## Aim of the task
Give every line from the entries that contains "icon".

[Excerpts from a dataset]
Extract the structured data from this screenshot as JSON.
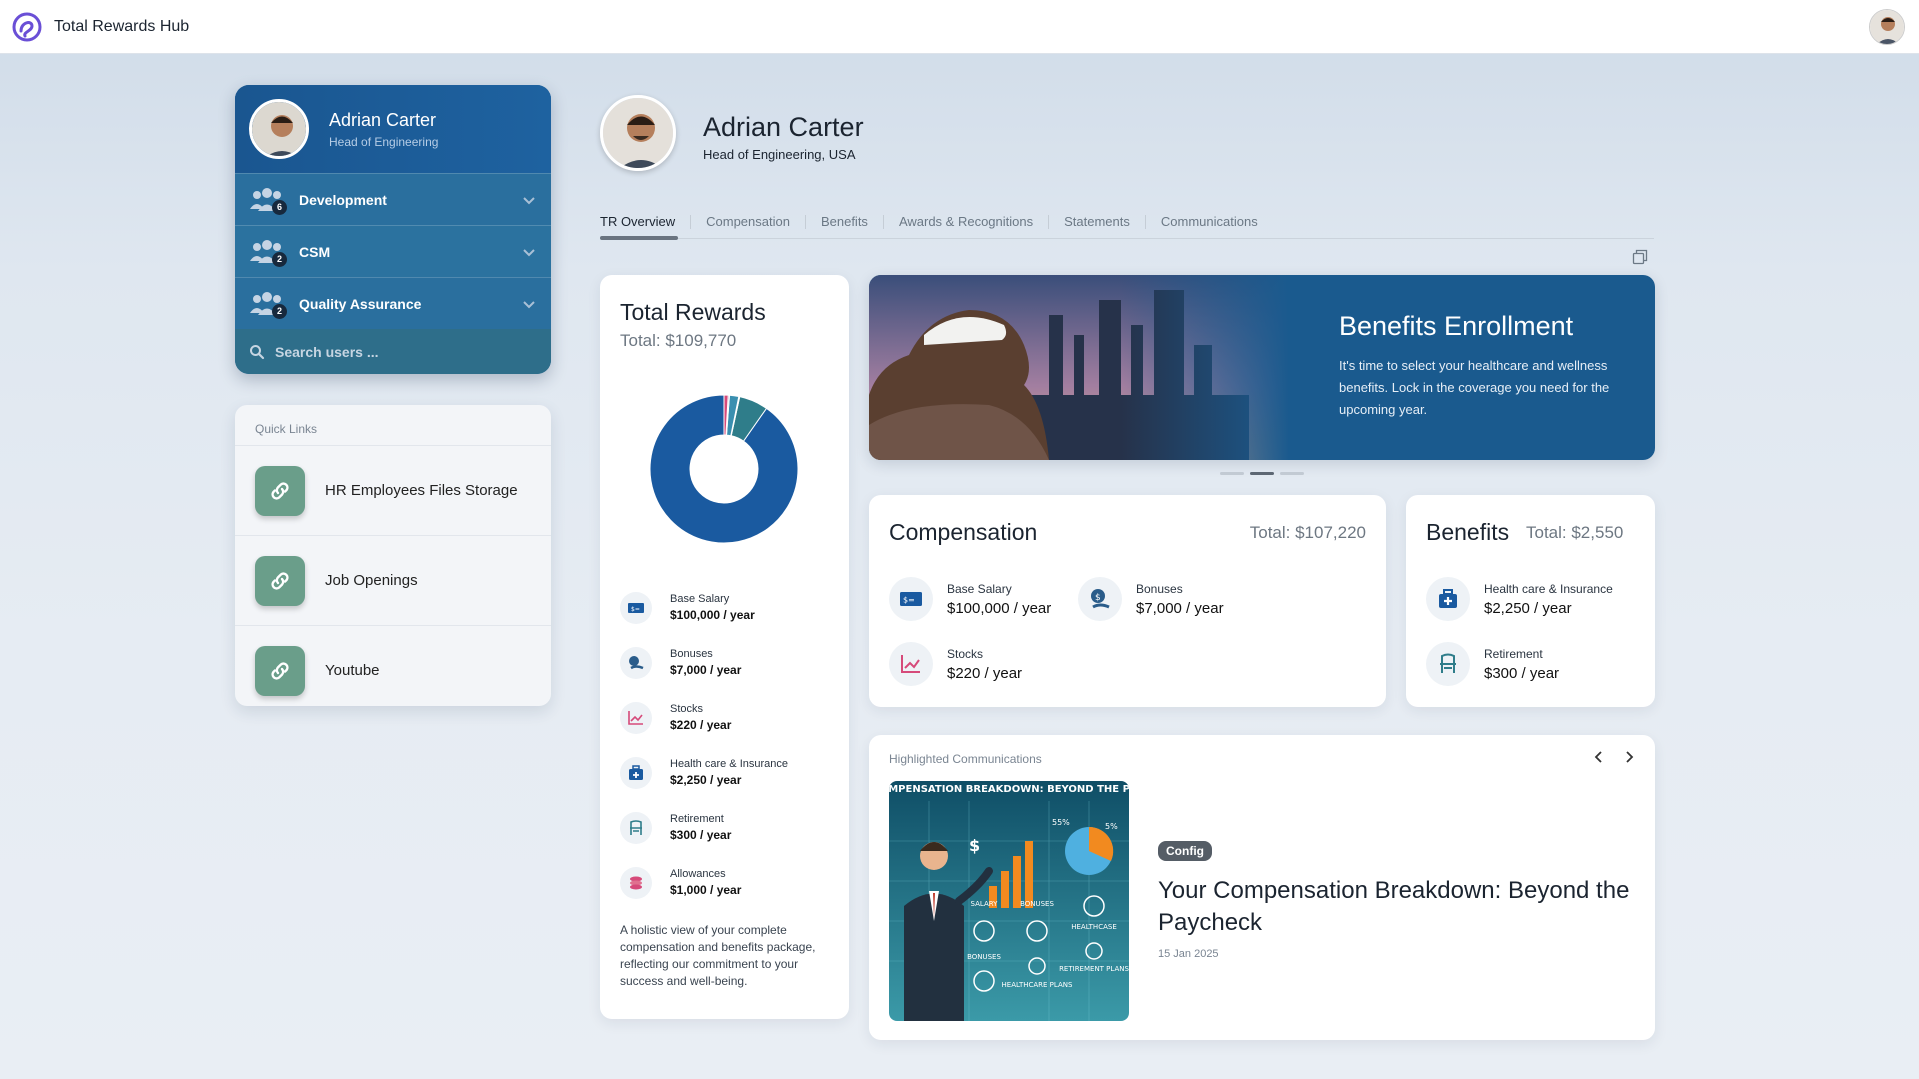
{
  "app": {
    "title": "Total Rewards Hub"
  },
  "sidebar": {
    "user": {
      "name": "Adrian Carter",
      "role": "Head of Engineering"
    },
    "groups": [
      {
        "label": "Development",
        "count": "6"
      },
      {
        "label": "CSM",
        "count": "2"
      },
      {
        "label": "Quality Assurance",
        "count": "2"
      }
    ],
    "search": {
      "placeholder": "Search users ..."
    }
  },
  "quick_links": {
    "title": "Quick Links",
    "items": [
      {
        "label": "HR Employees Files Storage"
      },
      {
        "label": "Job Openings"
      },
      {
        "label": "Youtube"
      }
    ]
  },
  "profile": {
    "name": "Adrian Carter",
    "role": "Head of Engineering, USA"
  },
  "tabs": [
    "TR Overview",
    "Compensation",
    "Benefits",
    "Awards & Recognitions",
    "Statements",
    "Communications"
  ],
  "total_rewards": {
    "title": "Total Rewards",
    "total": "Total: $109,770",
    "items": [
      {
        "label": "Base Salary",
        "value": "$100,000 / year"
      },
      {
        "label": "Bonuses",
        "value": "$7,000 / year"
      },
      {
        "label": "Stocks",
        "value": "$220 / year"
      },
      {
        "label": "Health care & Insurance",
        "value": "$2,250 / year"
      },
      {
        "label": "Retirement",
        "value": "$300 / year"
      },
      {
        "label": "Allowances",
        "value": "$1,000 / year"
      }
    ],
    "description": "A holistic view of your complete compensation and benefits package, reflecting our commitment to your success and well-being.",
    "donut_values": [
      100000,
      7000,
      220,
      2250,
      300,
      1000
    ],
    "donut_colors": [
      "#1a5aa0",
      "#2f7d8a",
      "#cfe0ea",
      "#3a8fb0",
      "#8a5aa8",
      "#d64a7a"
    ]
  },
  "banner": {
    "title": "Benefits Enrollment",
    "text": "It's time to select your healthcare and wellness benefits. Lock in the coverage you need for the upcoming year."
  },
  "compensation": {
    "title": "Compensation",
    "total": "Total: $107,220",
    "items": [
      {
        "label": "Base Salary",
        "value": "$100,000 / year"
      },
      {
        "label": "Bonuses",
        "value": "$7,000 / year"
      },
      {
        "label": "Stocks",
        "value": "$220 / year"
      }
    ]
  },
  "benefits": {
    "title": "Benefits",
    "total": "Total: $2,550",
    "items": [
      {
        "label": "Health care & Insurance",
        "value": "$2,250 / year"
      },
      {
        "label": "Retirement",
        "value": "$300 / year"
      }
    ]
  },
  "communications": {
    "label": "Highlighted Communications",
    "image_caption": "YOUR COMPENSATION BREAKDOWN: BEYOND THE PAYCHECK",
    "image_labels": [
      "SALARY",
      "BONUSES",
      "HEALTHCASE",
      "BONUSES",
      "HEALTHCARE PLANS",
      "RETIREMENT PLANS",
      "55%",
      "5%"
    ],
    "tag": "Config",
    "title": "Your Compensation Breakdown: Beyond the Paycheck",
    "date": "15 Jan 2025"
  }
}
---
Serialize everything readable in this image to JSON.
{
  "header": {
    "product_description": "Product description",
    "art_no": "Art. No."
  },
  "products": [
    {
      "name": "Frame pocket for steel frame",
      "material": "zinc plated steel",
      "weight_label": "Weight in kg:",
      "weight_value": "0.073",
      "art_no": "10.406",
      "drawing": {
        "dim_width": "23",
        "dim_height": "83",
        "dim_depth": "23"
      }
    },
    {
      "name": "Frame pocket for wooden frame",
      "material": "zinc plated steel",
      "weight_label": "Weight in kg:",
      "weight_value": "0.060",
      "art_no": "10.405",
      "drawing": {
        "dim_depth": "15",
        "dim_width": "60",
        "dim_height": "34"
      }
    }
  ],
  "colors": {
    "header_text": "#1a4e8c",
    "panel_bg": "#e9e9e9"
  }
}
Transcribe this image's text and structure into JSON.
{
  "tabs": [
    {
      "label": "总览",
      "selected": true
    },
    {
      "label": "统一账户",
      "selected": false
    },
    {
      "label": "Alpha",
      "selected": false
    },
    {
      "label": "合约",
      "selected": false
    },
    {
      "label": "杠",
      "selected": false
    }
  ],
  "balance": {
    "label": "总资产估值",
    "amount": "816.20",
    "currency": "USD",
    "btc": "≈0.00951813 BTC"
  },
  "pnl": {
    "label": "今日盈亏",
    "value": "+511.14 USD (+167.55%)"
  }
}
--
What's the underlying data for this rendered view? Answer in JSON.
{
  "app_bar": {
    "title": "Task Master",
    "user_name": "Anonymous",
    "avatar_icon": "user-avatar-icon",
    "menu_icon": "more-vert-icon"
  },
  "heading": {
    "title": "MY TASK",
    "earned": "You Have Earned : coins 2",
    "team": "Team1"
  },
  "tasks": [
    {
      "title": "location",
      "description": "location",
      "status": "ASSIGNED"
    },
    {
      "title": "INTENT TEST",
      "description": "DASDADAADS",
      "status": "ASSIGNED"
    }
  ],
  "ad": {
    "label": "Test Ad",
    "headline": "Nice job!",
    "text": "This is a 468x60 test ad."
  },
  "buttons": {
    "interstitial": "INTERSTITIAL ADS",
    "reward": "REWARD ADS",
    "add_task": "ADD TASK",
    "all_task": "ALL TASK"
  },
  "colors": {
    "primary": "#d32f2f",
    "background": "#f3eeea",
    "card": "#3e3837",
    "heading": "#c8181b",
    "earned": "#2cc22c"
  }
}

## Finished task
    "avatar_icon": "user-avatar-icon",
    "menu_icon": "more-vert-icon"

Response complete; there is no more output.